Are the doors hanging correctly? Are the hinges intact? Do all doors open and close properly? Do the locks work?
Functioning doors are important. An unsecure door could leave your tenant vulnerable to an intrusion, and a door that won’t open easily could become an evacuation obstacle in a fire.
Check the ceilings for signs of water damage. If you find any evidence of a leak, address the issue quickly. Leaks that appear small aren’t always small.
Address any bare dangling wires or fixtures dangling by their wires.
Are the floors sloping or squishy? A sloping floor can be a sign of structural damage. If the floor is soft, you might have water damage underneath the flooring.
7. Smoke detectors
Test all the smoke detectors in the home and make sure they’re working properly. If any are missing or broken, replace those units.

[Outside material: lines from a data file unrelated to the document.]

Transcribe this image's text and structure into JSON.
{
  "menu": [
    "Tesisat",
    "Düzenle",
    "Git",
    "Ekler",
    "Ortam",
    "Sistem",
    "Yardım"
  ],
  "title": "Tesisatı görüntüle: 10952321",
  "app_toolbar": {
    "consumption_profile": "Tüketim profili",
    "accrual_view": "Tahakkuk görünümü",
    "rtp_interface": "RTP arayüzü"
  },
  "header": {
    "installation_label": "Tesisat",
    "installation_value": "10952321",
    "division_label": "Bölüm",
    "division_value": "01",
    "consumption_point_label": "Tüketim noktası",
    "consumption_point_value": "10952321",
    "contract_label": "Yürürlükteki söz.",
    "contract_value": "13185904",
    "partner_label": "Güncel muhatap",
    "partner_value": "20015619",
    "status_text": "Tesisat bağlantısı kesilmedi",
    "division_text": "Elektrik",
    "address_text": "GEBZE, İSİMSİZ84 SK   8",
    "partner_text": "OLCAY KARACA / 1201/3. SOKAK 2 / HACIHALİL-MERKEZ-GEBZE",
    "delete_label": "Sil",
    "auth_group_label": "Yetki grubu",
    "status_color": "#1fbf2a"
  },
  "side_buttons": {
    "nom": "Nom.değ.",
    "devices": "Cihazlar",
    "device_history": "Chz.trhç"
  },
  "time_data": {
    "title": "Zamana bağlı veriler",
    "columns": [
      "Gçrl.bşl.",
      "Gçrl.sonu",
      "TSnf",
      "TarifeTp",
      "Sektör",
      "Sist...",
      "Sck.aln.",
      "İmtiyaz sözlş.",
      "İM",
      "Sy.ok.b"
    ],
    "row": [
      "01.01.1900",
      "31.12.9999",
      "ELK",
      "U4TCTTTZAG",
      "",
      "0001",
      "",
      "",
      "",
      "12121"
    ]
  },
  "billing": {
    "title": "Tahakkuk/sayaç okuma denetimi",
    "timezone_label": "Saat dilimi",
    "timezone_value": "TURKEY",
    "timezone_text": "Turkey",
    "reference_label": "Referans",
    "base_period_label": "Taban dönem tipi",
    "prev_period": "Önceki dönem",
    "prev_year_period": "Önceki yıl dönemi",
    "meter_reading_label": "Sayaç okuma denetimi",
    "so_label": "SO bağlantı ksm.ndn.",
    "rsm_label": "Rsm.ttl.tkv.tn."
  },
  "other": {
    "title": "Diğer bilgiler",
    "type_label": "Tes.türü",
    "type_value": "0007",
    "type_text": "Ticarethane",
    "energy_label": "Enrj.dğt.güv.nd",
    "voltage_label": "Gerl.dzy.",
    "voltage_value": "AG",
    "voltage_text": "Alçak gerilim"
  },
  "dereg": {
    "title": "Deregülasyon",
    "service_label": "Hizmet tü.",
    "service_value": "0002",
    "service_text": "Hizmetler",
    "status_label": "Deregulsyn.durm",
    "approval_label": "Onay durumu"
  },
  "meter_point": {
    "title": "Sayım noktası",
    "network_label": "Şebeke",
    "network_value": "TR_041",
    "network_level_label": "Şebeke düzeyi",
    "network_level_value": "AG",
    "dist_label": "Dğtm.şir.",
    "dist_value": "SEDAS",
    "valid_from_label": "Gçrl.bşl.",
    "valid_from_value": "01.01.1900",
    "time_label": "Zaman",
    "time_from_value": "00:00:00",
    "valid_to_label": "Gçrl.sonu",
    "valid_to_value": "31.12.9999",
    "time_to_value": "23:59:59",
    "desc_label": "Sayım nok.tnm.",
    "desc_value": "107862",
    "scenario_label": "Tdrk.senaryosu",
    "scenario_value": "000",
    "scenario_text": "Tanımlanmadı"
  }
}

Eight outdoor safety elements to check
1. Cement patios, sidewalks, etc.
Broken cement is a trip hazard. If you have any cement sidewalks or patios on the property, make sure they’re in good repair.
2. Walkways and stairs
Check all outdoor stairs for structural integrity and make sure the railings are secure. If your steps are smooth, make them safer by adding grip tape or another anti-slip application.
3. Nearby trees
Are there any dead or dying trees nearby that might fall on the property? If so, have them removed immediately. Since dead trees are hard to spot without experience, always get a professional to check for dead trees.
Do the windows close securely? Do the locks work properly? Check all windows for functionality and drafts. If they’re drafty, have them sealed. If your windows slide horizontally, consider providing additional window locks for your next tenant.
Check the balcony to ensure it’s safe and in good repair. Check the railings and repair any loose screws or spots where the railing feels loose.
6. The roof
Your roof is critical. Have your roof professionally inspected to ensure you don’t have any major problems like worn-out singles. If you have moss on your roof, don’t power wash it or knock it off with a brook. You’ll ruin your shingles if you use force.
Instead, sprinkle Moss Off or a similar product and wait for the next rain. It will take longer to go away, but you won’t ruin your shingles.
Trim all hedges and trees so your tenants can pull into and out of the driveway with full visibility. If anything is blocking the view of the sidewalk or road while on the property, consider removing that tree or shrub.
8. Outdoor lights
Outdoor lights are important for your tenants to see at night. Whether you’ve got motion detector lights or a simple porch light, make sure all outdoor lights are functional.
Six appliances to check
Add these six appliances to your safety checklist:
1. Water heater
Whether you’ve got a tankless water heater or a traditional tank, check for pressure, leaks, and functionality. Flush the system to remove sediment, test the safety relief, and set the temp below 120 degrees Fahrenheit.
If you provide a stove for your tenant, it needs to be fully operational. Replace parts that don’t work or are broken, like burners or flints.
3. Plumbing, including toilets and sinks
Check the water pressure throughout the whole house from every tap. While you’re checking water pressure, make sure the garbage disposal works. Check all toilets for leaks and check the toilet tank mechanism.
4. HVAC system
The HVAC system will be your tenants’ main source of heat, so make sure it’s fully functional. Have a professional clean the air ducts, check individual vents to make sure they open and close properly, and don’t forget to replace the air filter.
Check the refrigerator for leaks and that it keeps the right temperature as programmed.
6. Washer and dryer
Clean the lint trap in the dryer thoroughly. You can use a vacuum hose to suck it all out. Make sure both the washer and dryer function. Check the timer to ensure the dryer will shut off at the right time, and verify that the dryer’s exhaust is properly vented.